◆ **What you need to do**
Scan the data that follows and count the lines with the string "扶養親族情報"; answer with the count alone.

Segment Start: Stored data

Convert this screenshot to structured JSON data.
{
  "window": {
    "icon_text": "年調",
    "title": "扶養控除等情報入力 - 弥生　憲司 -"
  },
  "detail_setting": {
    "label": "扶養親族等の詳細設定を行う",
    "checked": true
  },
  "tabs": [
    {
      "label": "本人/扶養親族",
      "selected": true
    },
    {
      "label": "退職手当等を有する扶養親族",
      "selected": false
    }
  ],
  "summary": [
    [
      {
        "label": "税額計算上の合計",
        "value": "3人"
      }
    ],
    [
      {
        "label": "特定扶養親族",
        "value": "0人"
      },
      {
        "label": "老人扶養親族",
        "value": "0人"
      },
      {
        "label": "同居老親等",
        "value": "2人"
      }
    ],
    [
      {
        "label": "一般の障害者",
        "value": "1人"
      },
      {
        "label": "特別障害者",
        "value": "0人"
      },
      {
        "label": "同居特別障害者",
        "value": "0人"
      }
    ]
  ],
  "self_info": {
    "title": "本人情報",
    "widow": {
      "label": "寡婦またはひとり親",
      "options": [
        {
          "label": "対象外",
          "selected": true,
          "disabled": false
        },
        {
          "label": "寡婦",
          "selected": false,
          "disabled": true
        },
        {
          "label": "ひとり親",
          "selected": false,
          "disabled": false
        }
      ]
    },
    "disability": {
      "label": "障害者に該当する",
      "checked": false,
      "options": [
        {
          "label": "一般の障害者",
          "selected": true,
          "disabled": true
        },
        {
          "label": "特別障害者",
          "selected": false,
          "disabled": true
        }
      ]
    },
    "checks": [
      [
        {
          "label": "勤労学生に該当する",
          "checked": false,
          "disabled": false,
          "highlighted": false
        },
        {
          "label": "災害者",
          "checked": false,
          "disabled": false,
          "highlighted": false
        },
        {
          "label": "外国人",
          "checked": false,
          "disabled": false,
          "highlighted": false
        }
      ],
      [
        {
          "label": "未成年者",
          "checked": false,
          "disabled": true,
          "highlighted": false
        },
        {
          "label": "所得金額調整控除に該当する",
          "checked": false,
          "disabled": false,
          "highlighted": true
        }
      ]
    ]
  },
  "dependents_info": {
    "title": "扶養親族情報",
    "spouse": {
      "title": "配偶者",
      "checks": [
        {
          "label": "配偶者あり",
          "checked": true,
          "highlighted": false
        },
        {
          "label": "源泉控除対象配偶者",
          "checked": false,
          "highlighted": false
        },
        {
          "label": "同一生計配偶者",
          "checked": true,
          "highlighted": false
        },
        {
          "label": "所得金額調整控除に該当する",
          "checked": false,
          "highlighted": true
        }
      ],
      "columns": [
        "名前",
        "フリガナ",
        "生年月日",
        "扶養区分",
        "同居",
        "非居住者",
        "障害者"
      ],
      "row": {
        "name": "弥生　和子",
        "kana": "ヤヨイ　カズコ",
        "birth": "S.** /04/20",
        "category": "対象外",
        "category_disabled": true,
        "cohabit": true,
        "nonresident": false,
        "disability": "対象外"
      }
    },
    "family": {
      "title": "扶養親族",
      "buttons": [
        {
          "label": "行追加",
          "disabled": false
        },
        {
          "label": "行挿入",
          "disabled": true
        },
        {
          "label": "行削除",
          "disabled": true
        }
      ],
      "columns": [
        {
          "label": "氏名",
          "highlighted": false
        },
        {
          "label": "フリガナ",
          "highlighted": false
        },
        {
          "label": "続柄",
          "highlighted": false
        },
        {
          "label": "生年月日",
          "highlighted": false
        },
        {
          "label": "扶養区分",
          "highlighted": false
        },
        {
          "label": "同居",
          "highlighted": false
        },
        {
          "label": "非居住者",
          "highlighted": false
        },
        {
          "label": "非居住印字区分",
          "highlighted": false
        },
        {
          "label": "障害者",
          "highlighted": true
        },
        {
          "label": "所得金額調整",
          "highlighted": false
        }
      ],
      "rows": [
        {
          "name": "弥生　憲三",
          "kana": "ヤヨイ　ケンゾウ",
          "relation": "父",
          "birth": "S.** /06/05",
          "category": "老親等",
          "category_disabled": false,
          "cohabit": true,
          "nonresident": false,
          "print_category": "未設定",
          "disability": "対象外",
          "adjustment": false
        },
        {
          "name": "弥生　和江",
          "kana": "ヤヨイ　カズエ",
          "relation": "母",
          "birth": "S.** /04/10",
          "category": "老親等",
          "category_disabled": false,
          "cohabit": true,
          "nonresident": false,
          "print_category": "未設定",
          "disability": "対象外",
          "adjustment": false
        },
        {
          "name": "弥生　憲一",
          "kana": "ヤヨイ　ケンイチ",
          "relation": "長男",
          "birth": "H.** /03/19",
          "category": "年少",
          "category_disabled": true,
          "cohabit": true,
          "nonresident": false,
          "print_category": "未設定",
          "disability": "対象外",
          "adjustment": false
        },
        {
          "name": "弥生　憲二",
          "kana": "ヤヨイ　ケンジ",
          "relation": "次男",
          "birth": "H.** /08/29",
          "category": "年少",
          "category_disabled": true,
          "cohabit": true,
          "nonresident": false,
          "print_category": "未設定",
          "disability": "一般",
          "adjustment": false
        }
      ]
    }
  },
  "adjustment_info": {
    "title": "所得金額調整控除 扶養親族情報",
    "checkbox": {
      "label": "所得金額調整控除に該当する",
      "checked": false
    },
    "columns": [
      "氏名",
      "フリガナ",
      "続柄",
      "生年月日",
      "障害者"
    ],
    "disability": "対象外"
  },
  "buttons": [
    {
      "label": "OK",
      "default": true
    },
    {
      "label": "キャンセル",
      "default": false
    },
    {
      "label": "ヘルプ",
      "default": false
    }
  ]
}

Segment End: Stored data
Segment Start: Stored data

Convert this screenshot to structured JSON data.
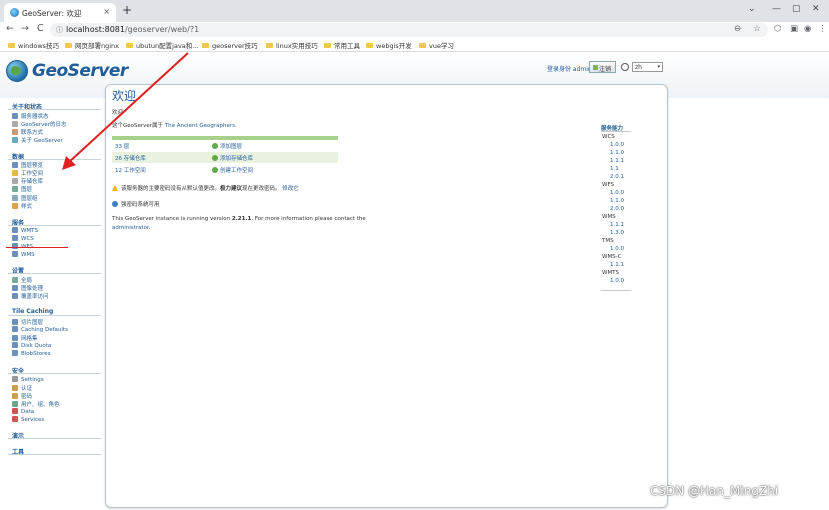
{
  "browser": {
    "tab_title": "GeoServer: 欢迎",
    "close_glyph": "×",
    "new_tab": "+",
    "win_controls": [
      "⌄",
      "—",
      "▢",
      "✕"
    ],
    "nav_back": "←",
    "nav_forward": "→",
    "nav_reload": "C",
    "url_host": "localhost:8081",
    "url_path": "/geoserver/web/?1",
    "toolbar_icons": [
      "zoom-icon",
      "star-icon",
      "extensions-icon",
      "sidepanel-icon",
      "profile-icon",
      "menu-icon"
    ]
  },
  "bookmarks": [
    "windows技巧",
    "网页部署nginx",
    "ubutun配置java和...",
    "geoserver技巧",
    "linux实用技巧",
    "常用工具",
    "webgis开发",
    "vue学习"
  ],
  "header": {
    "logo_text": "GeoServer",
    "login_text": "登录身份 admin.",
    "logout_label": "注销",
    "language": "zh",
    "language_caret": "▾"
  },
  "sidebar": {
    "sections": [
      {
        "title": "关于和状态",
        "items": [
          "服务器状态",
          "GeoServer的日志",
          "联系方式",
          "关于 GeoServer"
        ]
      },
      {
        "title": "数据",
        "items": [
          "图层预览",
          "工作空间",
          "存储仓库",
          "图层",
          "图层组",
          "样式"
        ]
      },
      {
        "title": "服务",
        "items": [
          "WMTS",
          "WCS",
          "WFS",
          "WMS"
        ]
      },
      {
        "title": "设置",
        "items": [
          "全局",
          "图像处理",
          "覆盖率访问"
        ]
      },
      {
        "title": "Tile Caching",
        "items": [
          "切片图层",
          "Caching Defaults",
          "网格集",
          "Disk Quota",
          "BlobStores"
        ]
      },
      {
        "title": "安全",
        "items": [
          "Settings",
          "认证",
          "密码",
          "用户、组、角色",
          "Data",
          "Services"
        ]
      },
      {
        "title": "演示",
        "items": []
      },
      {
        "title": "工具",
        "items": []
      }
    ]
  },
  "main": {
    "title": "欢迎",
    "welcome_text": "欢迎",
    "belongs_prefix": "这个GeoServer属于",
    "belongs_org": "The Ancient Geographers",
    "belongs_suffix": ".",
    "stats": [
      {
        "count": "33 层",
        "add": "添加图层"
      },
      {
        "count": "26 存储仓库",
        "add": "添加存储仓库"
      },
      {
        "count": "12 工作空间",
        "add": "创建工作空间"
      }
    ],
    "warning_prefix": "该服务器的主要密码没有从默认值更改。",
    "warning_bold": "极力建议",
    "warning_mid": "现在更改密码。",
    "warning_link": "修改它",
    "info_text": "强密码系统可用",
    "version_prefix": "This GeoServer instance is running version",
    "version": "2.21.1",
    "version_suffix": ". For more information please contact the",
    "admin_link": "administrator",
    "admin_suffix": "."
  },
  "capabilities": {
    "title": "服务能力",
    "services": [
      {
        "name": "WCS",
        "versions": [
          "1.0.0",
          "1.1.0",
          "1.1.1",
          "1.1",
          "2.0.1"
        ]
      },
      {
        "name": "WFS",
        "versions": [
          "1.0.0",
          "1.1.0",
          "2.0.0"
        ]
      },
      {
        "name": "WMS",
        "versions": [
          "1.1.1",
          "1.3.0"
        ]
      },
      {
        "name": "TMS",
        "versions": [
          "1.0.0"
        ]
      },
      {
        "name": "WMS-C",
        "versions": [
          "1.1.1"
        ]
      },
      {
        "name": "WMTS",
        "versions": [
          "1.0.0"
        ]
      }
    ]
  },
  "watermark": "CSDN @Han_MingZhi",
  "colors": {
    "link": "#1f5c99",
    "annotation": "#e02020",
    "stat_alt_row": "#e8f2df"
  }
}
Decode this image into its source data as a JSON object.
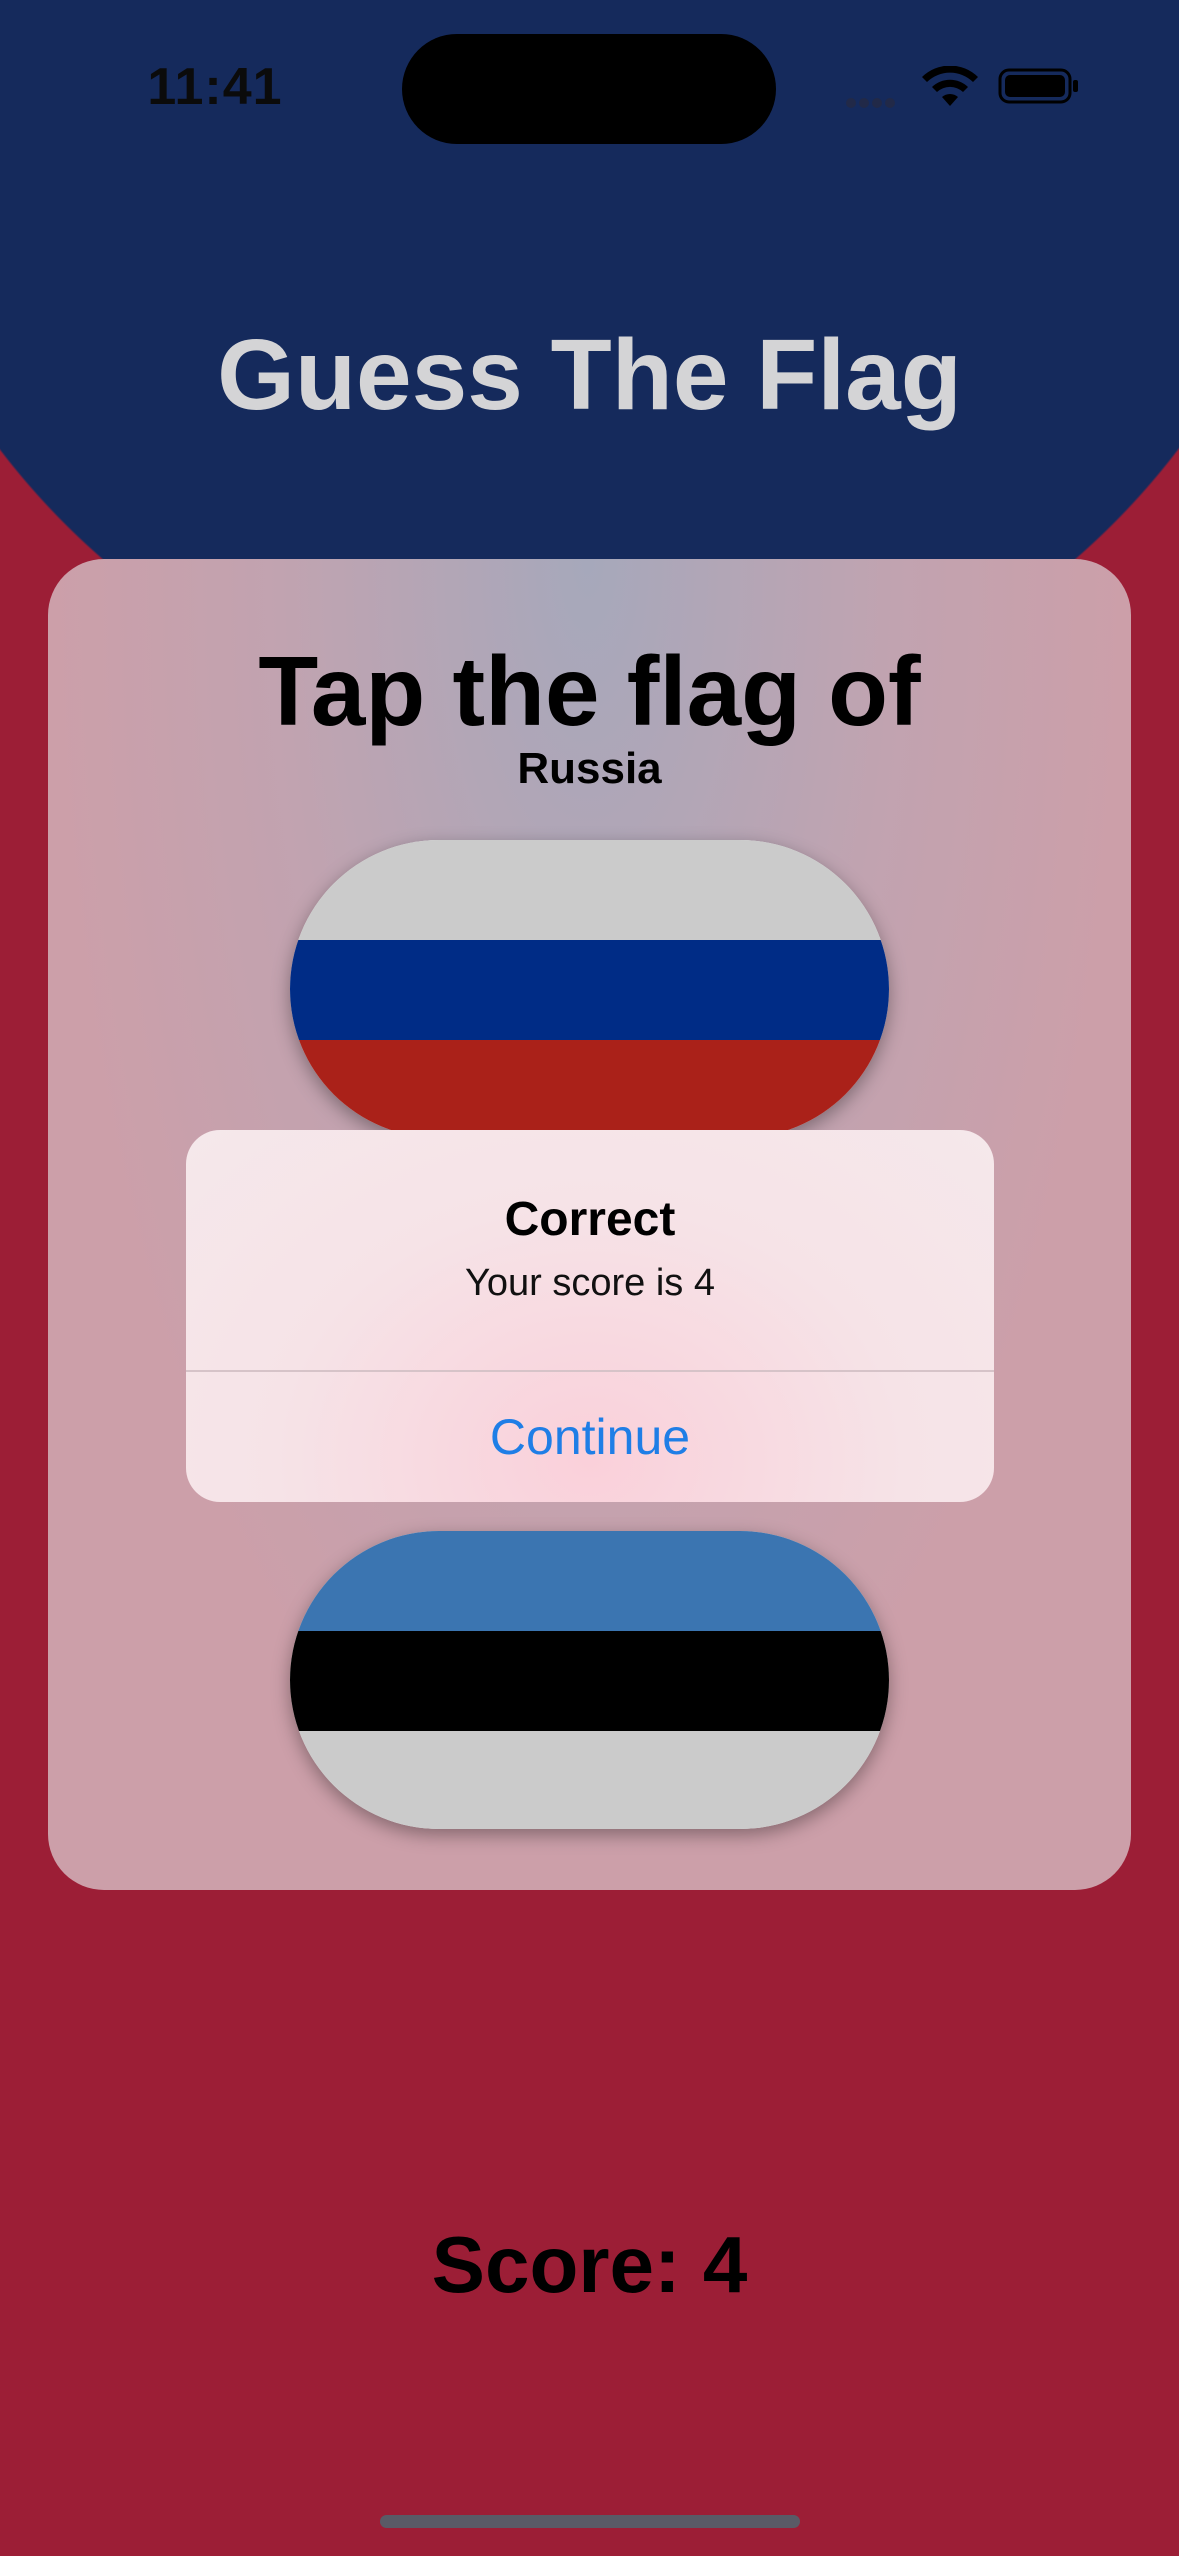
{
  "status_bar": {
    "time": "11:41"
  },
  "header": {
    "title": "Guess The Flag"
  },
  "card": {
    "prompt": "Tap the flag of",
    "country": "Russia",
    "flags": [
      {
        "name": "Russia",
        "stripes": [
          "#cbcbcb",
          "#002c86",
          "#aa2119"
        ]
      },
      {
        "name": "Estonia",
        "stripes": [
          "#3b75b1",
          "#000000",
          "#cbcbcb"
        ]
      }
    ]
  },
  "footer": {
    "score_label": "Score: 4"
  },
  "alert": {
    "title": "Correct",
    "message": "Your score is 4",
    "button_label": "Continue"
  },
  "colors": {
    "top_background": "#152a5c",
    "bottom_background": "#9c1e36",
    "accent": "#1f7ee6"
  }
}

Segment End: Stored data
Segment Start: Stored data

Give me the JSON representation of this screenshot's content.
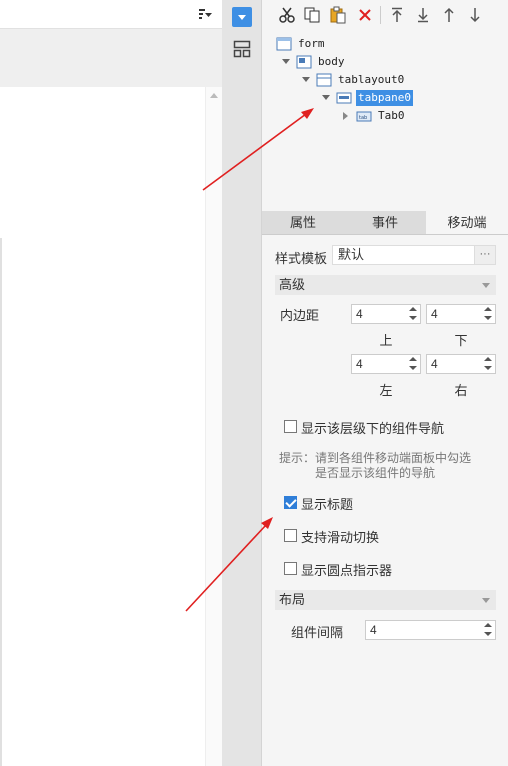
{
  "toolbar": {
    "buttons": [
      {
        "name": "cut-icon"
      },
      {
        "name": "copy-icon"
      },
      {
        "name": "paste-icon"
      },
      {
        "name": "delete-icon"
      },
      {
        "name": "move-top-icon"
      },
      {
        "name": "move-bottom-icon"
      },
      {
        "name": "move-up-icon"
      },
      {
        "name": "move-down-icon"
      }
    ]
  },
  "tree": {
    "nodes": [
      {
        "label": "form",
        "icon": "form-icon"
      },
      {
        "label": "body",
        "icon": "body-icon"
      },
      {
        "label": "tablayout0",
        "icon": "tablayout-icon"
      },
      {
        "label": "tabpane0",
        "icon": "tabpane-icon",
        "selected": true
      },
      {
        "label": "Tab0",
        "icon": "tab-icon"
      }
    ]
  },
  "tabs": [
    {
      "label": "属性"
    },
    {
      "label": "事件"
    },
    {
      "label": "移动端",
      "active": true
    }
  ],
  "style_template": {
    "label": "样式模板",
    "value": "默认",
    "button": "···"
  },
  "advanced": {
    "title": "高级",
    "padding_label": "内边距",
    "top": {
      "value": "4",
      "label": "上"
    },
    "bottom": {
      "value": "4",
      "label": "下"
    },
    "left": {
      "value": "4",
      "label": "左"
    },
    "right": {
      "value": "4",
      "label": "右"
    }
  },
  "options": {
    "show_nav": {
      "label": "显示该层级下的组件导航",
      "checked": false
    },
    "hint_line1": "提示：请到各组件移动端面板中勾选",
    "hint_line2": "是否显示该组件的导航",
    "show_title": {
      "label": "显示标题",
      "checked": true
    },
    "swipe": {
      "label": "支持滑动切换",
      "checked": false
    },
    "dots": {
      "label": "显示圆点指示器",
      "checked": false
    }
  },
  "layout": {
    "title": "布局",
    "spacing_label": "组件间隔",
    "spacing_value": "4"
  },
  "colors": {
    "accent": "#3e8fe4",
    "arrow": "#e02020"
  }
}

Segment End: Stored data

◆ **Written answer**
2